Prince Oak, heir to the Greenbriar line, has grown up under Heather and Vivi’s care in the mortal world and has now returned to the treacherous fae court in Elfhame. General Madoc is being held prisoner in the Court of Teeth, and despite his betrayals, Oak is still determined to save the father who raised him, with or without help from Jude and Cardan. But to do that, he’ll need find Lady Suren, the true queen of the north and the one person with the power to defeat Lady Nore thanks to the oath the High Queen forced Lady Nore to swear to her daughter and queen.
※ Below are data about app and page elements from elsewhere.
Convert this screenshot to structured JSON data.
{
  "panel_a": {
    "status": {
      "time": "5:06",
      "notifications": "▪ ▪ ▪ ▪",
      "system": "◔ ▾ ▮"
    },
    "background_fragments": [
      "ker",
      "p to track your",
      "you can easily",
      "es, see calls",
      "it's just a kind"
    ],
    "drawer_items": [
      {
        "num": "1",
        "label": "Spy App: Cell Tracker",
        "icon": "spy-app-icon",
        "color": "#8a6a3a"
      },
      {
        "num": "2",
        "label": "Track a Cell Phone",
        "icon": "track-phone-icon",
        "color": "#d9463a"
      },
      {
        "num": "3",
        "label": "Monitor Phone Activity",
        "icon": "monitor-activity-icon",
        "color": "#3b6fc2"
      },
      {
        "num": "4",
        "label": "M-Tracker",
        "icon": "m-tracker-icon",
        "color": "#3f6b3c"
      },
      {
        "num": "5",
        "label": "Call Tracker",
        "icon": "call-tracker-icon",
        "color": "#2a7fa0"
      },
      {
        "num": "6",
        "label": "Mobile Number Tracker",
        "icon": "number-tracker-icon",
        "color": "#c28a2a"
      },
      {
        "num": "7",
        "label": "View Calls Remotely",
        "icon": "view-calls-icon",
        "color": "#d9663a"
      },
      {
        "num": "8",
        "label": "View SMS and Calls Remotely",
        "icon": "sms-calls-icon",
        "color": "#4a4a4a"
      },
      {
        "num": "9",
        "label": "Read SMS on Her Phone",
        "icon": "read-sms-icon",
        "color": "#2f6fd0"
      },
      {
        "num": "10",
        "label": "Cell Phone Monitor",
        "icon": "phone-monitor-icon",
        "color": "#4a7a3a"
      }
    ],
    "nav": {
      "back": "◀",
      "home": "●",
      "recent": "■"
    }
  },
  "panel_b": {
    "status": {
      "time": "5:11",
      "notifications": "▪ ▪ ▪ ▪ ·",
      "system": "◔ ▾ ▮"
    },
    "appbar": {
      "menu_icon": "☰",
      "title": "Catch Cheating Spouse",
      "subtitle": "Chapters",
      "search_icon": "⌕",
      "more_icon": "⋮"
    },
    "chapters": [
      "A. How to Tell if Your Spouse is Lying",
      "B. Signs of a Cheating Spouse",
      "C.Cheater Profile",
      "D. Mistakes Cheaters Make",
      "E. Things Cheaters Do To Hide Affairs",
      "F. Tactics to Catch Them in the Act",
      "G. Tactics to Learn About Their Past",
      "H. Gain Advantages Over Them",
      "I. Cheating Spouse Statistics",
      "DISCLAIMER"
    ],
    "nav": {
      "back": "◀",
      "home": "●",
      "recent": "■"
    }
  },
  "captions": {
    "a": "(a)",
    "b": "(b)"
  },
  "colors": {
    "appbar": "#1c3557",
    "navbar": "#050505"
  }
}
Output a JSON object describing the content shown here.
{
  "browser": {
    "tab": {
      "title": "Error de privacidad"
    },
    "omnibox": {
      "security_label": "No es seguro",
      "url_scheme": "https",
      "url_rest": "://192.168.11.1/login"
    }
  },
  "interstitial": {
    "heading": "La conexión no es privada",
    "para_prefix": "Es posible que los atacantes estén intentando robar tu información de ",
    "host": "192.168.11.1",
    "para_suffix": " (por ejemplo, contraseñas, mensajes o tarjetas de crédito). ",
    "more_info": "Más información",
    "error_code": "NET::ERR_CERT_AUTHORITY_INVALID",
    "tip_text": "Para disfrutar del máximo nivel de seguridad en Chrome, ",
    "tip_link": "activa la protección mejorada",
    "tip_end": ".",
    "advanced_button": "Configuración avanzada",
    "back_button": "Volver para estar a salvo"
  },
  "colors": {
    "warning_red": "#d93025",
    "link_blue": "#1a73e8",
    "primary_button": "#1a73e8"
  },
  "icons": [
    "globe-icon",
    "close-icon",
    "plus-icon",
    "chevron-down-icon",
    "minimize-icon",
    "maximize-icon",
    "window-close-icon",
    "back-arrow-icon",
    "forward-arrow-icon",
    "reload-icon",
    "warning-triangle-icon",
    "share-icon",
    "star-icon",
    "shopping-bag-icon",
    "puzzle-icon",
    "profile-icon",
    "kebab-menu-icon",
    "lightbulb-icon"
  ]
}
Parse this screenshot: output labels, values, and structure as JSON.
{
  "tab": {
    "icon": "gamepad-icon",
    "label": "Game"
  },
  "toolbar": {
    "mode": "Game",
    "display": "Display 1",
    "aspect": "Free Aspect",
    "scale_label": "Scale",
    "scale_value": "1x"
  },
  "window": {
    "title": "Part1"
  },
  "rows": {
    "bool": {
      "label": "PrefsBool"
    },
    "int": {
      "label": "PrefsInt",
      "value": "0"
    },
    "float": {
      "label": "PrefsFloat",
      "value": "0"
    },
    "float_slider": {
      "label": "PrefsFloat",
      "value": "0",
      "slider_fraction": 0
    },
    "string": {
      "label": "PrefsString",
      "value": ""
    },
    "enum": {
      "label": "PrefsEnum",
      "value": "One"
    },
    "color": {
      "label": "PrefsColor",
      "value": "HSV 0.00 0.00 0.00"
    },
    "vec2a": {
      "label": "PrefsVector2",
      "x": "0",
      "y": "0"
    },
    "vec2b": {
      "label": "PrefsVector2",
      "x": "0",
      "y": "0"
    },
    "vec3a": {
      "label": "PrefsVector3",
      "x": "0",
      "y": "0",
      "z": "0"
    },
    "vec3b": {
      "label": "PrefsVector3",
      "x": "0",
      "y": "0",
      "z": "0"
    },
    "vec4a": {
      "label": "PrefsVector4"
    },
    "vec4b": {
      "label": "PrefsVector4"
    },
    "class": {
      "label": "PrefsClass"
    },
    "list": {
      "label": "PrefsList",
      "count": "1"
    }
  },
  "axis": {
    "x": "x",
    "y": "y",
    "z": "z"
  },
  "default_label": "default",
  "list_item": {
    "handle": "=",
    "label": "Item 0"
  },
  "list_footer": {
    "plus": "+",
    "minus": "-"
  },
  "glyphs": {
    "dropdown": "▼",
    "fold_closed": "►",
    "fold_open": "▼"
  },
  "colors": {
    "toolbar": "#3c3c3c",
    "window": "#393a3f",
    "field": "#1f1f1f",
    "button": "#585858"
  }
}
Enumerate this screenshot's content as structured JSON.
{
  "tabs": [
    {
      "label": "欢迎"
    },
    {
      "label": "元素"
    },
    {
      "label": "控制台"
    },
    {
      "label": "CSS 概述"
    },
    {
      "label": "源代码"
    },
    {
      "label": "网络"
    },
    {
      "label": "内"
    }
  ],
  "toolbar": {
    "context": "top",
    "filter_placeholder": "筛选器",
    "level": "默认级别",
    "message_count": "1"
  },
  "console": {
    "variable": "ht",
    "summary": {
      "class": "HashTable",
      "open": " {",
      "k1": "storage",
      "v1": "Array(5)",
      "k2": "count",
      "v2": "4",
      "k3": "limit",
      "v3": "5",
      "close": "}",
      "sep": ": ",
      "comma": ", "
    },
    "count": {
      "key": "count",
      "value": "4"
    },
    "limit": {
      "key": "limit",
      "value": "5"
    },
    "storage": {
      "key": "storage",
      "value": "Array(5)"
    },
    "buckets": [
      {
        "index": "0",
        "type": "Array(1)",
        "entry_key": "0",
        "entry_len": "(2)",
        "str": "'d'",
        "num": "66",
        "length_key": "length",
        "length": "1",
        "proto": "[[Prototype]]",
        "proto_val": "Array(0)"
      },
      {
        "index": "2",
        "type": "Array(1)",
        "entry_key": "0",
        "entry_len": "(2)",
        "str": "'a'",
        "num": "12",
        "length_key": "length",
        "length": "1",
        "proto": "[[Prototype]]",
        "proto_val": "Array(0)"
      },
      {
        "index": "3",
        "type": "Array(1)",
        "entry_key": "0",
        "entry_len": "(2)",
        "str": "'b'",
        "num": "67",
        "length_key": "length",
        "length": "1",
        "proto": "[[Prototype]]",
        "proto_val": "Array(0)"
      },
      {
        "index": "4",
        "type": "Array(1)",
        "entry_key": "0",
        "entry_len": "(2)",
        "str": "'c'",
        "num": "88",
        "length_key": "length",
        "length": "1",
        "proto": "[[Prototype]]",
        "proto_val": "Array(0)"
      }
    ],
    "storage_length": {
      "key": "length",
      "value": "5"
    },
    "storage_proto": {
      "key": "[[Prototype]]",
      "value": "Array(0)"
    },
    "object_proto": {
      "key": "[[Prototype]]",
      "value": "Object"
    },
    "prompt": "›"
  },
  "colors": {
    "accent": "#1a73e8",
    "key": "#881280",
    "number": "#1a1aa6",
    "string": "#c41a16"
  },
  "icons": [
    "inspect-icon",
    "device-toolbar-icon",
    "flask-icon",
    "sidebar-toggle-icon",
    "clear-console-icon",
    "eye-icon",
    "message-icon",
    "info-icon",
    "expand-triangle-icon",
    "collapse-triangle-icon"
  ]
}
Meanwhile, Wren has been living half-wild in the mortal world, close but not too close to her former human family. She makes a place for herself breaking the curses and traps that faeries try to trick mortals into. But without a strong talent for glamour, she cannot truly become part of the mortal world again thanks to her blue skin and knife-sharp teeth. When Oak appears in the mortal world asking for her help, Wren knows she cannot not trust him, but nor can she deny the desire to follow him.

The adventure of The Stolen Heir takes the form of a quest, crossing from the mortal world and traveling north to the Ice Citadel where Lady Nore is holding Madoc captive in her dungeons. After stealing Mab’s bones from the bowels of the court of Elfhame, Lady Nore has been using the magic of the dead fae queen’s remains to raise a terrible army. But she is still bound by oath of fealty to Lady Suren; a word from her could ruin all of Lady Nore’s plans—if Wren can get close enough. Doing so will require her to work closely with Oak. Our protagonists are two damaged children who have spent their lives being used as political pawns and now find themselves on the verge of adulthood. A true alliance between them could reshape the political landscape of Elfhame, but trust is terribly hard to come by.

Since the events of The Queen of Nothing, mischievous little Prince Oak has grown up to be beautiful and charming. Wren is afraid that Oak is a gancanagh—a lovetalker, like his birth mother before him, who ensnared first the High King, and then his son. Having spent her time in the mortal world as a cursebreaker, Wren knows all too well that she should never trust the beauty or charm of one of the fair folk. It does not help matters that Oak and Tiernan still hold Grimsen’s bridle, the magical artifact that Wren’s parents once used to control her. Worse, they are actively using it on Hyancinthe, keeping him prisoner and taking him north with them on their mission. Wren fears being put back in the bridle, but it is terrible in an entirely different way to see it inflicted upon another, and to do nothing.

In Holly Black’s new duology set in the world of Elfhame, Oak and Wren take center stage, with a side plot featuring Oak’s bodyguard Tiernan and his former lover Hyacinthe, who found themselves on opposite sides of the war. Jude and Cardan are firmly off-page, though the conclusion of The Stolen Heir makes it likely that they will feature more significantly in The Prisoner’s Throne, due out in 2024.

You might also like:

An Enchantment of Ravens by Margaret Rogerson

A Sorcery of Thorns by Margaret Rogerson

The Darkest Part of the Forest by Holly Black